The Grosvenor family will pay for any policing arrangements above and beyond the normal level.
A police spokeswoman said: 'In respect of the wedding of Lady Tamara Grosvenor it is important to remember that this is a private event, although it may attract interest from the public.
'To facilitate the arrival and departure of guests from the ceremony St Werburgh Street and Northgate Street will be closed to traffic only (not pedestrians) between 10am and approximately 1pm.'
Performance will be a piece of cake for schoolgirl soprano >>>
Performance will be a piece of cake for schoolgirl soprano
BIRTHDAY girl Olivia Hunt will take the cake at Saturday's wedding... if she passes the security test.
Chorister Olivia, who will be 11, has permission to take her cake along to Chester Cathedral - provided it is screened by security.
Olivia will be one of many girls and boys including her fellow pupil Edmund Le Brocq, 10, of Farndon, who will be taking part in the ceremony.
Olivia, a soprano, who lives in Guilden Sutton, hopes to be able to enjoy a slice of birthday cake ahead of her performance.
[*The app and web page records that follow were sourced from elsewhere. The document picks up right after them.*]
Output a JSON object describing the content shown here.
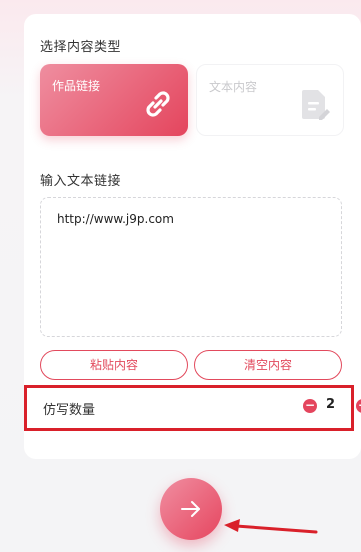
{
  "section_type": {
    "title": "选择内容类型",
    "options": [
      {
        "label": "作品链接",
        "icon": "link-icon",
        "selected": true
      },
      {
        "label": "文本内容",
        "icon": "document-edit-icon",
        "selected": false
      }
    ]
  },
  "section_input": {
    "title": "输入文本链接",
    "value": "http://www.j9p.com"
  },
  "actions": {
    "paste_label": "粘贴内容",
    "clear_label": "清空内容"
  },
  "quantity": {
    "label": "仿写数量",
    "value": "2",
    "minus_icon": "minus-circle-icon",
    "plus_icon": "plus-circle-icon"
  },
  "submit": {
    "icon": "arrow-right-icon"
  },
  "colors": {
    "accent": "#e4455d",
    "annotation": "#d9202a"
  }
}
But the cake has to be booked in with security today otherwise it will not get through the door!
Proud mum Sue, a secretary at The Firs School in Newton where Olivia is a pupil, said: 'If we suddenly turned up with it on the day they might blow it up or something so I will take it through on the Friday before.'
Sue, a former professional singer with the BBC, explained that the choir was made up of youngsters ranging from eight to 18 years old from across Chester including pupils of Abbey Gate College at Saighton and The Queen's School.
Sue said that for security reasons all the choristers were being picked up in a coach outside Chester tomorrow morning and brought in as one group.
She said her daughter was interested in a possible career as a singer but was torn at the moment between singing and spending time with her horse.
She said: 'She does love singing, she's got a good voice and she works hard.'
Unfortunately, Olivia's dad Neil won't be able to join in the excitement because he's working in Los Angeles.
Sue said the magic of e-mail would help to keep father and daughter in contact on this very special day.